I've been thinking a lot about Leo Tolstoy, truth be told, reflecting back on all that I learned in graduate seminars on Russian literature and how, although his writing is genius, I yet retained an essential distrust based on his personal behavior, particularly his treatment of his wife, his typing slave.  If you're a great artist, are you allowed to be a shitty person?  Are you excused from the rules that bind the rest of us?

Big questions, life questions, human questions.

It's been a crazy week.  And in this week of people taking sides and everyone writing their opinions and me getting honestly sick of certain people and their high-handed, high-horsed yogier-than-thou talk, like a breath of fresh, sweet air came these two blog posts.  For an instant, reading them, I returned to what was true, everything felt solid again, easy, calm, real.

Big gratitude to my teachers, particularly the two that follow.  I love you both.

#1: Douglas Brooks,

What You Do Matters

From Douglas Brooks, my teacher, comes this post on accountability and the meaning of community.  I have read and re-read this post, delighting in his choice of words, in the message itself, in the common sense and clarity of what he's written.  So grateful to Douglas for his wisdom, wit and always, always, for leading up the international Honey Badger Kula.

Favorite quote:

Reaching into that greater sense of responsibility we create kula, community. Kula--- the conversation of community holding itself to standards of accountability and reckoning.
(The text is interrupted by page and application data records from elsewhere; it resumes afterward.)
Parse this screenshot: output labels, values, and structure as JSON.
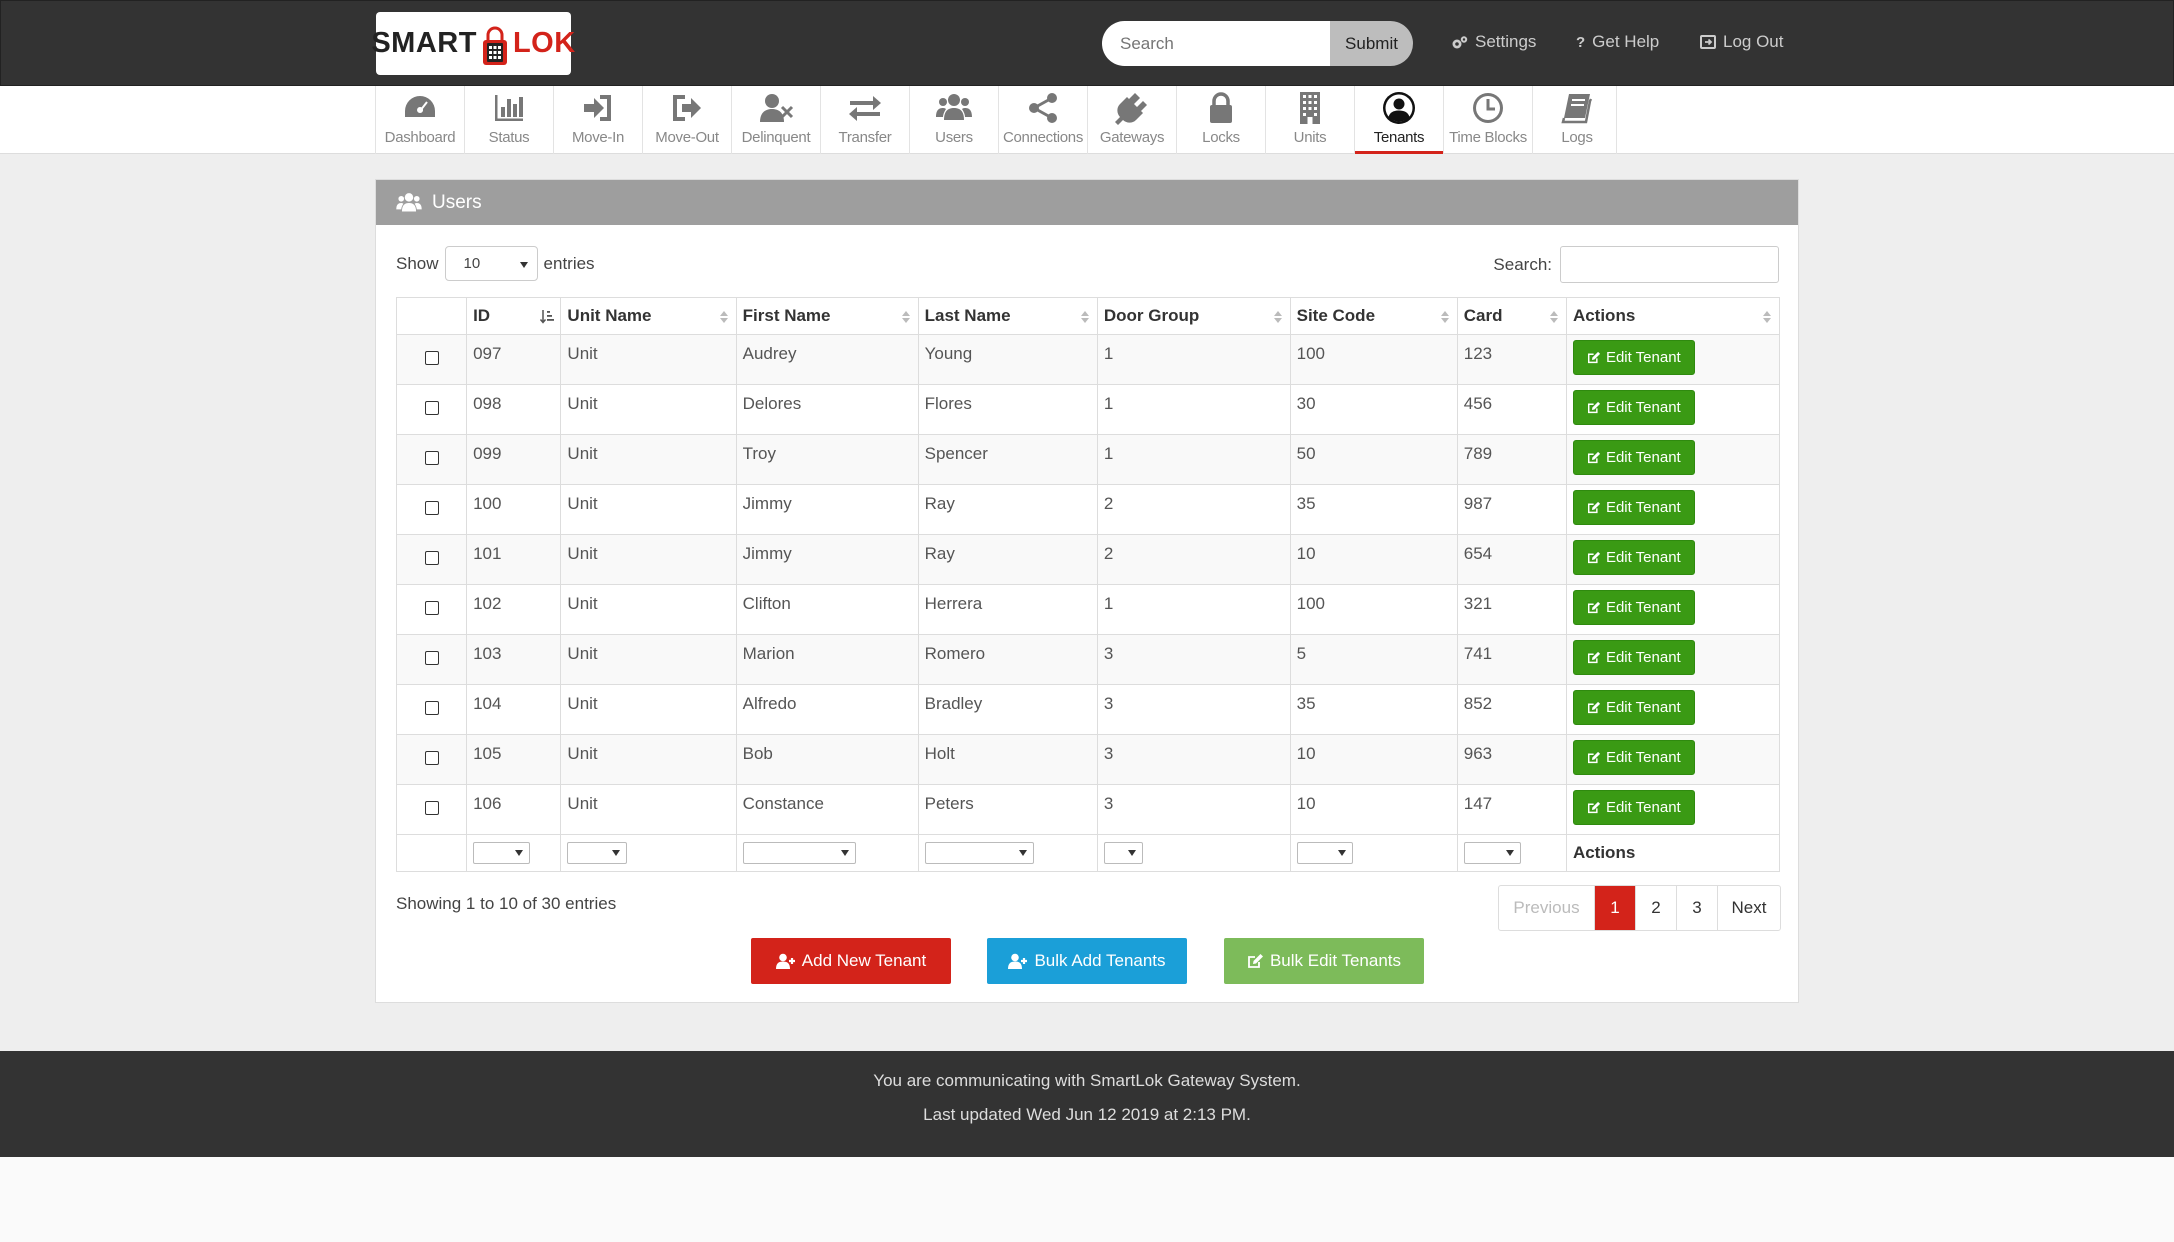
{
  "brand": {
    "part1": "SMART",
    "part2": "LOK",
    "accent": "#d3231a"
  },
  "search": {
    "placeholder": "Search",
    "submit": "Submit"
  },
  "toplinks": {
    "settings": "Settings",
    "help": "Get Help",
    "logout": "Log Out"
  },
  "nav": {
    "active": "Tenants",
    "items": [
      "Dashboard",
      "Status",
      "Move-In",
      "Move-Out",
      "Delinquent",
      "Transfer",
      "Users",
      "Connections",
      "Gateways",
      "Locks",
      "Units",
      "Tenants",
      "Time Blocks",
      "Logs"
    ]
  },
  "panel": {
    "title": "Users"
  },
  "table": {
    "show_label": "Show",
    "entries_value": "10",
    "entries_label": "entries",
    "search_label": "Search:",
    "columns": [
      "ID",
      "Unit Name",
      "First Name",
      "Last Name",
      "Door Group",
      "Site Code",
      "Card",
      "Actions"
    ],
    "action_label": "Edit Tenant",
    "footer_actions": "Actions",
    "rows": [
      [
        "097",
        "Unit",
        "Audrey",
        "Young",
        "1",
        "100",
        "123"
      ],
      [
        "098",
        "Unit",
        "Delores",
        "Flores",
        "1",
        "30",
        "456"
      ],
      [
        "099",
        "Unit",
        "Troy",
        "Spencer",
        "1",
        "50",
        "789"
      ],
      [
        "100",
        "Unit",
        "Jimmy",
        "Ray",
        "2",
        "35",
        "987"
      ],
      [
        "101",
        "Unit",
        "Jimmy",
        "Ray",
        "2",
        "10",
        "654"
      ],
      [
        "102",
        "Unit",
        "Clifton",
        "Herrera",
        "1",
        "100",
        "321"
      ],
      [
        "103",
        "Unit",
        "Marion",
        "Romero",
        "3",
        "5",
        "741"
      ],
      [
        "104",
        "Unit",
        "Alfredo",
        "Bradley",
        "3",
        "35",
        "852"
      ],
      [
        "105",
        "Unit",
        "Bob",
        "Holt",
        "3",
        "10",
        "963"
      ],
      [
        "106",
        "Unit",
        "Constance",
        "Peters",
        "3",
        "10",
        "147"
      ]
    ],
    "info": "Showing 1 to 10 of 30 entries"
  },
  "pagination": {
    "prev": "Previous",
    "pages": [
      "1",
      "2",
      "3"
    ],
    "current": "1",
    "next": "Next"
  },
  "buttons": {
    "add": "Add New Tenant",
    "bulk_add": "Bulk Add Tenants",
    "bulk_edit": "Bulk Edit Tenants"
  },
  "colors": {
    "add": "#d3231a",
    "bulk_add": "#1b9fd8",
    "bulk_edit": "#7dbb5a",
    "edit": "#3a9a14"
  },
  "footer": {
    "line1": "You are communicating with SmartLok Gateway System.",
    "line2": "Last updated Wed Jun 12 2019 at 2:13 PM."
  }
}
This is the place to find guru: the weight that implies we are experiencing something important. Community begins with self-reckoning and we are always judging. The issue isn’t whether we will judge our selves or others: we will, we must. Rather how can we arrive at our common humanity in the conversation that avers us to account for actions.

#2: Martine Trelaun,

What You Do = Who You Are

And from another teacher in my life, my sister Martine, this excellent post on her site Yogateau, on Jean-Paul Goude, Grace Jones and yoga .  Absolutely delicious. 

Favorite quote:

It’s always important to remember that the work we do, regardless of the realm in which we believe it exists, does not live outside of ourselves. You can’t separate what Jean-Paul Goude does from who Jean-Paul Goude is. They are the same. As yogis, what we do on the mat is a reflection of the entirety of ourselves, and wherever we choose to direct our energy is where we’ll end up. 

I am grateful for this scandal, no matter the degree of truth that's in it, for the way it's forced a bigger conversation about What Matters, about integrity, about our interdependence instead of our codependence.  The opportunity, as a friend wrote, to put down the Koolaid and sober up.  

As Douglas writes, "The things we do in this life matterour actions need to be judged, and we must learn how to hold each other responsible for actions. No one gets a pass." And as Martine adds, "You can't separate what Goude does from who Goude is."  It's all the same, on the mat or off.  What we do is who we are, and who we are is something we are accountable to each other for, always, no excuses, no exceptions.

With tremendous gratitude to my teachers, to my friends and family, for the constant opportunity to learn and grow, to step into the big shoes of Freedom and Independence.  That's what we do, that's who we are.